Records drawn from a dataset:
Content starts

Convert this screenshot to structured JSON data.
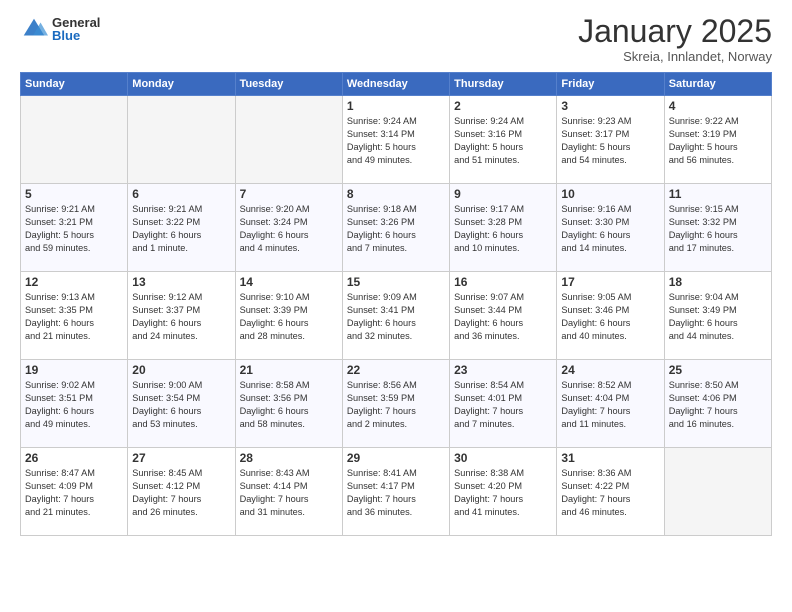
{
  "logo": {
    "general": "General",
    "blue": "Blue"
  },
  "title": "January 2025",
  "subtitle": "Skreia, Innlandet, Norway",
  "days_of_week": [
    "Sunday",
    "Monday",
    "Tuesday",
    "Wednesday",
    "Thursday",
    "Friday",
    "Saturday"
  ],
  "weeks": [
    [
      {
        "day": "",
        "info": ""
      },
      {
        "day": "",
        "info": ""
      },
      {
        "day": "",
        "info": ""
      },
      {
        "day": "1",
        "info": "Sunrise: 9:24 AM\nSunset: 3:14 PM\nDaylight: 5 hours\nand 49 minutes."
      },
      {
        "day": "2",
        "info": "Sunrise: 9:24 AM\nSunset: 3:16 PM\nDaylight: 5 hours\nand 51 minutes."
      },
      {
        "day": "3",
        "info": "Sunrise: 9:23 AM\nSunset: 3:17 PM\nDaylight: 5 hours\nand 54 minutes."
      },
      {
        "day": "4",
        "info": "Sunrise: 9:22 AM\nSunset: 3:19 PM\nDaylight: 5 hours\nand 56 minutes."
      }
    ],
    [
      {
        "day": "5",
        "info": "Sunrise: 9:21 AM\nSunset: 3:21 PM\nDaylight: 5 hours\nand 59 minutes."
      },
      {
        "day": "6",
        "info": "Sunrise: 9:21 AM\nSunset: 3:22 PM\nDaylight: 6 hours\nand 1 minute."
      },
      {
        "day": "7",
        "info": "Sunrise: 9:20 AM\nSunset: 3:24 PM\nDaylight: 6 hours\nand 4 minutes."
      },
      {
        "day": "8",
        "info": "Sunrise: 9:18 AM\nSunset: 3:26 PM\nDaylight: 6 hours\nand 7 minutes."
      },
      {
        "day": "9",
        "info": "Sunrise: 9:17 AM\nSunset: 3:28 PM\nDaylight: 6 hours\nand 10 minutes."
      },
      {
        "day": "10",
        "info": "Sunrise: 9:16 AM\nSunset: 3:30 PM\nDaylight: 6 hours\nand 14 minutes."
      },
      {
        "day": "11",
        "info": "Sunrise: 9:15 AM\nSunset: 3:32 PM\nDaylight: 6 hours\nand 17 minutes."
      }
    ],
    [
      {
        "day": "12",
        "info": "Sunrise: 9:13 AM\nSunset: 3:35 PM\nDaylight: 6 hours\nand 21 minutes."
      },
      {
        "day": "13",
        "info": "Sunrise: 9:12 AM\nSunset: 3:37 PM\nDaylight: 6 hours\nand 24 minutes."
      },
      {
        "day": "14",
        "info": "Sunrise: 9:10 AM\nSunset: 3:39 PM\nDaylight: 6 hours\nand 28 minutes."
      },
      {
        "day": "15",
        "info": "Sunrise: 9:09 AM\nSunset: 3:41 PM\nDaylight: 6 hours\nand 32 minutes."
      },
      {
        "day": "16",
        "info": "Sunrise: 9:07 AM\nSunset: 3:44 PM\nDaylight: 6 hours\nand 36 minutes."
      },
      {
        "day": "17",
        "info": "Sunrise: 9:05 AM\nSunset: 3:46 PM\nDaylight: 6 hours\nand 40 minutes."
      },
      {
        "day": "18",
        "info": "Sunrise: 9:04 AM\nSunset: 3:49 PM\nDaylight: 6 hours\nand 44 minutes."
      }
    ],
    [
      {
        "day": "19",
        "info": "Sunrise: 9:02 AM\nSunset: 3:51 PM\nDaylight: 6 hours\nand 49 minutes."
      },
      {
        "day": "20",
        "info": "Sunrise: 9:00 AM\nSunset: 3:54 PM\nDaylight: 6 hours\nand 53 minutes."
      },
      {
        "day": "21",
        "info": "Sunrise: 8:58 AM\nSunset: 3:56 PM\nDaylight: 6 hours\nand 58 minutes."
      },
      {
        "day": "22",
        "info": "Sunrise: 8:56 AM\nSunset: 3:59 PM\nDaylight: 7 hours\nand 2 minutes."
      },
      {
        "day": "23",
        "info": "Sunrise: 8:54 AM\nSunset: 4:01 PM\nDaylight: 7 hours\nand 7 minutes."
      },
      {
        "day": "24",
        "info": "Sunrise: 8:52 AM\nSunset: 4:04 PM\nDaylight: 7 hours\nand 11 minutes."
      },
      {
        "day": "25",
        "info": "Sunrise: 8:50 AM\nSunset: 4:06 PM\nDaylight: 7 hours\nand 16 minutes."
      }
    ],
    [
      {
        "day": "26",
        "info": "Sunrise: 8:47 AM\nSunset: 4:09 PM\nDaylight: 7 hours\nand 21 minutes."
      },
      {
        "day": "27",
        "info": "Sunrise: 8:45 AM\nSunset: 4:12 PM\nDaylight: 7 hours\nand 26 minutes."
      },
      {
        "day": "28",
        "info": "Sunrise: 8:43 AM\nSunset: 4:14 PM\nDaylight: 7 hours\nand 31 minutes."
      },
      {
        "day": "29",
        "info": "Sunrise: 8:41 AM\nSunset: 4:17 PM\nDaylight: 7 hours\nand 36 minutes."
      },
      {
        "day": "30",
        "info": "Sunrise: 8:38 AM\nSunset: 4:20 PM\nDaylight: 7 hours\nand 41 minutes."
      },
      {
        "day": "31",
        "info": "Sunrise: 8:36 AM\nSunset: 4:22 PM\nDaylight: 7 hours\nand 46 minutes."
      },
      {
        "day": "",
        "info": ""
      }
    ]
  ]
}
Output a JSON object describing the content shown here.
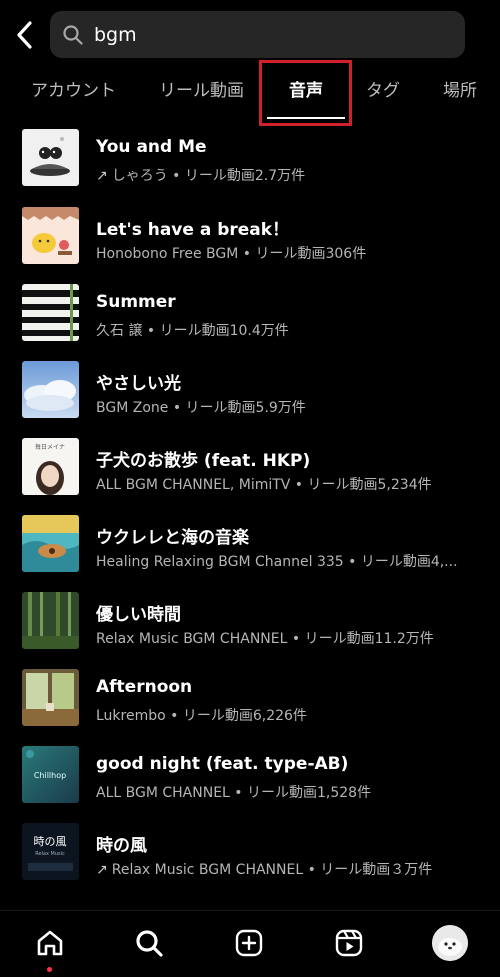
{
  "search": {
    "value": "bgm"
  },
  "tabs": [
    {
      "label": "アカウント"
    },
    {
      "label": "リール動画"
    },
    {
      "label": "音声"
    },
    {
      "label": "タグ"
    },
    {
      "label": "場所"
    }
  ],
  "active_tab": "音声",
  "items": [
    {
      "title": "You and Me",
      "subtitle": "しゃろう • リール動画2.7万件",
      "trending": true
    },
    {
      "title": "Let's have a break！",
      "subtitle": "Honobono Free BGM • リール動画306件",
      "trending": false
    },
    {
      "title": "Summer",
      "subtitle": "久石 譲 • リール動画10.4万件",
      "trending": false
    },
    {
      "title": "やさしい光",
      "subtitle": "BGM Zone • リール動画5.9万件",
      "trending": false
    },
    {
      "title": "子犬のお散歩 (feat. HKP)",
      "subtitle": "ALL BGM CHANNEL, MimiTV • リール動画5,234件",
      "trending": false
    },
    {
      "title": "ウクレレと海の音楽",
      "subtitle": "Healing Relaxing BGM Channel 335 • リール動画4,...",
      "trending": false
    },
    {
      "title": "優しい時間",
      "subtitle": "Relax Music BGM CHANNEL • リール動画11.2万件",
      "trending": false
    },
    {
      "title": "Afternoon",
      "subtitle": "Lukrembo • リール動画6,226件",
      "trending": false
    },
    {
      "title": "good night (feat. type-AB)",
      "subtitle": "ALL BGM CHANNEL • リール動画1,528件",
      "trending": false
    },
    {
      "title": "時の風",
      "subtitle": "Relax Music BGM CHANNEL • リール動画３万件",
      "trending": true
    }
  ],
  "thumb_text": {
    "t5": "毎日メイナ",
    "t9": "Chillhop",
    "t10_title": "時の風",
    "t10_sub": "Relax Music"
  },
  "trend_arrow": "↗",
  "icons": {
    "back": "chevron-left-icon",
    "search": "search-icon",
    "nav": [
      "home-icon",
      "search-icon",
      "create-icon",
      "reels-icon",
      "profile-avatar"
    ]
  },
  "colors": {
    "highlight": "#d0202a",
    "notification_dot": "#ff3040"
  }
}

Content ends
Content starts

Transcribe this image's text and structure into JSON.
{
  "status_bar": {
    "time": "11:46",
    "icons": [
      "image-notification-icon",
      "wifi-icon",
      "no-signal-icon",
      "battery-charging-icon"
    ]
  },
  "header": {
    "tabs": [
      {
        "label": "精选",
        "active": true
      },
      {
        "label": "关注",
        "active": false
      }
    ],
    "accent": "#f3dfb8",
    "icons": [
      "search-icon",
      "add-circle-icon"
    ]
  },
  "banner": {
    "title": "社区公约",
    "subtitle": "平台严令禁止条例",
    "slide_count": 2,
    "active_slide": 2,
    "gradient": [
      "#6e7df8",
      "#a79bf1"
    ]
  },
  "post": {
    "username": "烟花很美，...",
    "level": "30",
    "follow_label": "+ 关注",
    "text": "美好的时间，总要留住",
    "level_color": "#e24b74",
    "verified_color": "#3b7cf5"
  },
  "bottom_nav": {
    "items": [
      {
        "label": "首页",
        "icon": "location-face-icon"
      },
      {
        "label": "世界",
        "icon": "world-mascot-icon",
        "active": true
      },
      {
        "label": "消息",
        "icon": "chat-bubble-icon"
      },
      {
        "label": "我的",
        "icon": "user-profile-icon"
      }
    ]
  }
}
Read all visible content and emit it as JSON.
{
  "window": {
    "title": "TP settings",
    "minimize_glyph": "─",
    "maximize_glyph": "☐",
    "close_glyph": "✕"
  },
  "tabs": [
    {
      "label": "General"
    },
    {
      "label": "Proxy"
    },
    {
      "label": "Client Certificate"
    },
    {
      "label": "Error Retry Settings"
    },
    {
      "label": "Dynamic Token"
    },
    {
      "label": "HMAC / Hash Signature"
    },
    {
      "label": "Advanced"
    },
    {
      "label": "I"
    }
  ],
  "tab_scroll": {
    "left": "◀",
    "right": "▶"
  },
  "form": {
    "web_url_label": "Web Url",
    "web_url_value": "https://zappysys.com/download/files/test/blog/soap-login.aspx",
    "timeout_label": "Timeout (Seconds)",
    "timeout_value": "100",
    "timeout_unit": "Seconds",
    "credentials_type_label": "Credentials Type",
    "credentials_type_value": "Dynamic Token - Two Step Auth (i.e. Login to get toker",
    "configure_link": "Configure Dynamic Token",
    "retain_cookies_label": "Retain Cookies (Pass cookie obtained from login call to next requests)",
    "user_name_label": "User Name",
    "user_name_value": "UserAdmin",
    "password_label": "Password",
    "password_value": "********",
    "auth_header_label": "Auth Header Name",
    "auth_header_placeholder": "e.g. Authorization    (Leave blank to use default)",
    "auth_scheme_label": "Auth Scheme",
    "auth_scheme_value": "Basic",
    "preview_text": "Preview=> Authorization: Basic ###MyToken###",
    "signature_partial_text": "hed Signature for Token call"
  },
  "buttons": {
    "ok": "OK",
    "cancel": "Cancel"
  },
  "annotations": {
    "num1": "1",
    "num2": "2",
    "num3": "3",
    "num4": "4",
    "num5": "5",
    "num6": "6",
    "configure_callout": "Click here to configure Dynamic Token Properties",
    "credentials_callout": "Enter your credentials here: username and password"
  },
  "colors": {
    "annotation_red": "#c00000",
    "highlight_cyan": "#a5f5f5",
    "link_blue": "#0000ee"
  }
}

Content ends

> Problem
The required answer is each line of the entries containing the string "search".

> Result below
  "search": {
    "search": "search-icon",
      "search-icon",
      "search-icon",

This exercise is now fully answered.